ANSO096 | Autumn | 6 ECTS

Screening the Israeli-Palestinian Conflict: Competing and Complementary Narratives through Cinematic Representations

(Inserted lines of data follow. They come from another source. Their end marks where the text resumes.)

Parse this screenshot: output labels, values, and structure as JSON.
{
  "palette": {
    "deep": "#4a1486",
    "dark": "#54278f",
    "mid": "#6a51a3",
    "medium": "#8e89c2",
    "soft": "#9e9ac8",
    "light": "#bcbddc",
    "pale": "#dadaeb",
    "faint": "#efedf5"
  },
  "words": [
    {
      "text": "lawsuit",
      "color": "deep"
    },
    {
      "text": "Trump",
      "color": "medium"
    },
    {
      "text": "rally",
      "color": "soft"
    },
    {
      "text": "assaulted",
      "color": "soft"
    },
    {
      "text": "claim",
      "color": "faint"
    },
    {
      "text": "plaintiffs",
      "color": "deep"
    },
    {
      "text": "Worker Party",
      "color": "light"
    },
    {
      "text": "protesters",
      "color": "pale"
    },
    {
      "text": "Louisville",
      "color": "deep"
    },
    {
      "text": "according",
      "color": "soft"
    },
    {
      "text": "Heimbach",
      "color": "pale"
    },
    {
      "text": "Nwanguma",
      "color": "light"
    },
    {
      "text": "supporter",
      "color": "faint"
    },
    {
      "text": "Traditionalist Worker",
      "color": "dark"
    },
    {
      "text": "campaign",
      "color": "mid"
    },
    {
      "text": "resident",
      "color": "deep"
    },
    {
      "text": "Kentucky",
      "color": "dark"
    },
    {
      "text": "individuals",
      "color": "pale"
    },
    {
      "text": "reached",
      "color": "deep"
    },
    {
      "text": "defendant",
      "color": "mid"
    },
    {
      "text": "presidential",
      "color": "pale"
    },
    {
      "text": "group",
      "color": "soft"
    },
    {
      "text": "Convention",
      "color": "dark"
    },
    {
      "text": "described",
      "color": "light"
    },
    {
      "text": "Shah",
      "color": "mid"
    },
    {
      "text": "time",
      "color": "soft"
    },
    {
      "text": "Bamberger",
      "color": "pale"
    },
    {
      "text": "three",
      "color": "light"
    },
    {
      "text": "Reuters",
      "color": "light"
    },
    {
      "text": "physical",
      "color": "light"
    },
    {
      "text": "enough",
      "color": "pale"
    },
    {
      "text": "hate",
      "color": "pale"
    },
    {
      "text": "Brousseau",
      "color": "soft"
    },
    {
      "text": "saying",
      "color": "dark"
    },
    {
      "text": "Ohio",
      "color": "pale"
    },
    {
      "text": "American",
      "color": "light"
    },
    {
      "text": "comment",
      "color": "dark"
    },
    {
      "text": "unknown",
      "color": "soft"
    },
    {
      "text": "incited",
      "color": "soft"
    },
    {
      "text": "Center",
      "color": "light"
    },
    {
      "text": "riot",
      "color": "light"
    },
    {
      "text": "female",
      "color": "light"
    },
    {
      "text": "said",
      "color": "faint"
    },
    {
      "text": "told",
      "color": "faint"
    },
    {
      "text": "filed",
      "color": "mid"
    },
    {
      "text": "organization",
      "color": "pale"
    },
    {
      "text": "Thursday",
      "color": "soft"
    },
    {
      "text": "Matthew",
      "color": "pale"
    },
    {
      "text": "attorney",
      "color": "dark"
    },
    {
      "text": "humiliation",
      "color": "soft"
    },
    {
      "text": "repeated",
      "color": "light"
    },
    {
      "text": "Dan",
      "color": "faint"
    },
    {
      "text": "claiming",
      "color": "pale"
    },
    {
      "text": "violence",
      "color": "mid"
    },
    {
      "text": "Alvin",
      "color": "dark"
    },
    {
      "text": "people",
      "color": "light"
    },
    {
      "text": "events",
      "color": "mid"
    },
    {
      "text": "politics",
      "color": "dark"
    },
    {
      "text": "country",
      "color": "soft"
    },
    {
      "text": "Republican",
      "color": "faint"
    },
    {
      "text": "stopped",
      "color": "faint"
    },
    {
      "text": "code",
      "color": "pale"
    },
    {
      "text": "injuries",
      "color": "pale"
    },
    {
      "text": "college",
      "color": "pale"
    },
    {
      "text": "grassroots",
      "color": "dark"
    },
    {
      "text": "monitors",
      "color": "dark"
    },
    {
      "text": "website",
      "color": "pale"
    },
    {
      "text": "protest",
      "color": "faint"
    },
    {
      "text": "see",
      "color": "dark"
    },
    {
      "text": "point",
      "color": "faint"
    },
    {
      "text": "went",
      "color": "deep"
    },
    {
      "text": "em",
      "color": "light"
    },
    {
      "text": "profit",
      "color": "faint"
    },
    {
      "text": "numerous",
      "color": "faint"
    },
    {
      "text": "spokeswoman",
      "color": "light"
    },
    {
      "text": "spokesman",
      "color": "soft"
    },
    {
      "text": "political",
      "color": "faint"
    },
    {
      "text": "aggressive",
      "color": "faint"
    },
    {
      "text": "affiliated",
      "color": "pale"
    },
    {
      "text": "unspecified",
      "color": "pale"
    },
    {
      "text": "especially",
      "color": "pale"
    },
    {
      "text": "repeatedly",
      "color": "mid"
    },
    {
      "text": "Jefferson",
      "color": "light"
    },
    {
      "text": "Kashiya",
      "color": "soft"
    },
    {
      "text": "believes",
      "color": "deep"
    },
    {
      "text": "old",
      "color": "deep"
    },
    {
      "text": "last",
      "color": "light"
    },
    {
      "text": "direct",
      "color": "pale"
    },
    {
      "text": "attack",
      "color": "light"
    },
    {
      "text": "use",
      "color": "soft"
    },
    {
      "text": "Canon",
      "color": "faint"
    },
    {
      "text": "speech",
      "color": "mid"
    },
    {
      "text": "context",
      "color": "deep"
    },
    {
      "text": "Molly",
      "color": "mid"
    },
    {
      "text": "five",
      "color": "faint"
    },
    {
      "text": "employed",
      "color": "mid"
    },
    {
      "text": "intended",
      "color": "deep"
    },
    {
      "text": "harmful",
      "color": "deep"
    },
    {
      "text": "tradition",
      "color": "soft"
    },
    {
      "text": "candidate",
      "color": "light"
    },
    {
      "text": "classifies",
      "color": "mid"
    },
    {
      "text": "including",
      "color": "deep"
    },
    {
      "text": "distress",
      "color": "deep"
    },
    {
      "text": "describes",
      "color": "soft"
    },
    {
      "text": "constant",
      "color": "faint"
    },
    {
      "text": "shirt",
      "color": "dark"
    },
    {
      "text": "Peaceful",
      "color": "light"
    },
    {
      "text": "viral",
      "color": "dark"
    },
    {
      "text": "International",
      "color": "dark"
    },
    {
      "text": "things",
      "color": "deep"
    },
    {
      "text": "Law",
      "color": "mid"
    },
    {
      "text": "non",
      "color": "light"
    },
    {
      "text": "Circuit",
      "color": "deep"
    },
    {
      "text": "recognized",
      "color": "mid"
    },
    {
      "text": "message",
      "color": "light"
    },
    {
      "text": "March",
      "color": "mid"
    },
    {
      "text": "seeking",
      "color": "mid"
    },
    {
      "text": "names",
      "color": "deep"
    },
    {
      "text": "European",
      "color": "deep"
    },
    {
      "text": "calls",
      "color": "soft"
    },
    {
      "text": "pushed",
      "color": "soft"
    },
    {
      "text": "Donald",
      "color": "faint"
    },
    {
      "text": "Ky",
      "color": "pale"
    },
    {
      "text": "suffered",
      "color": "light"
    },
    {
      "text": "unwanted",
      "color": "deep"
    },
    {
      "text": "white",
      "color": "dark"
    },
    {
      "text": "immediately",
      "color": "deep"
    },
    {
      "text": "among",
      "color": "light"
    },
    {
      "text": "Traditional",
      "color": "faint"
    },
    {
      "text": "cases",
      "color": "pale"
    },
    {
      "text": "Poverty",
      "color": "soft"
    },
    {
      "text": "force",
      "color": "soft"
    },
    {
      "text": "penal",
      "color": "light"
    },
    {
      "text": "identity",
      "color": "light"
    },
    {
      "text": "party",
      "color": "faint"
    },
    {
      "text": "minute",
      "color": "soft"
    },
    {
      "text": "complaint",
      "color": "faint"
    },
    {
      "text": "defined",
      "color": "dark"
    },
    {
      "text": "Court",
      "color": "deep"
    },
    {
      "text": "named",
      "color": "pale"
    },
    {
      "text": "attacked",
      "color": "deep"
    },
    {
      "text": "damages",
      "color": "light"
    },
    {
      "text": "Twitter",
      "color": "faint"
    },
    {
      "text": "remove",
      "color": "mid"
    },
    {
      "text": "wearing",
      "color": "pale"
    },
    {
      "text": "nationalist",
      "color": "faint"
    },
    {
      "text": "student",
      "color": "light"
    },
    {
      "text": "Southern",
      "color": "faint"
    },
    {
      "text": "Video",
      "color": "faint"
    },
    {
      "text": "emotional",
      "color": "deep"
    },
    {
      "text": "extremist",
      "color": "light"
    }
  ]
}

A consistent body of knowledge about the history of the Israeli-Palestinian conflict has been produced by several social science disciplines. However, to date, few attempts have been made to combine that knowledge with the narratives produced on the conflict by films, both fictions and documentaries. Audio-visual materials related to the Israeli-Palestinian conflict are 'constructions' and interpretations of 'realities' at different levels, and constitute an important (memory and documentary) archive which can complement and accompany the work of research in human and social sciences. This seminar will therefore aim at examining, in a socio-political and historical perspective, the role of film directors - Israeli and Palestinian in particular- as artists and social actors, who contribute to (re)shape national and local narratives, in supporting or challenging official histories and collective memories. A selection of films produced over a time span of 20 years will be studied: from those related to the Second Intifada (2000-2005) and its immediate aftermath, to those covering the ongoing conflict during the past decade. Interestingly, the Israeli and Palestinian cinematic narratives produced during these two periods show important aspects of convergence and complementarity in addressing peace and conflict dynamics in both societies. And gendering the approaches of film directors to the chosen movies' topics will be part and parcel of the overall endeavour.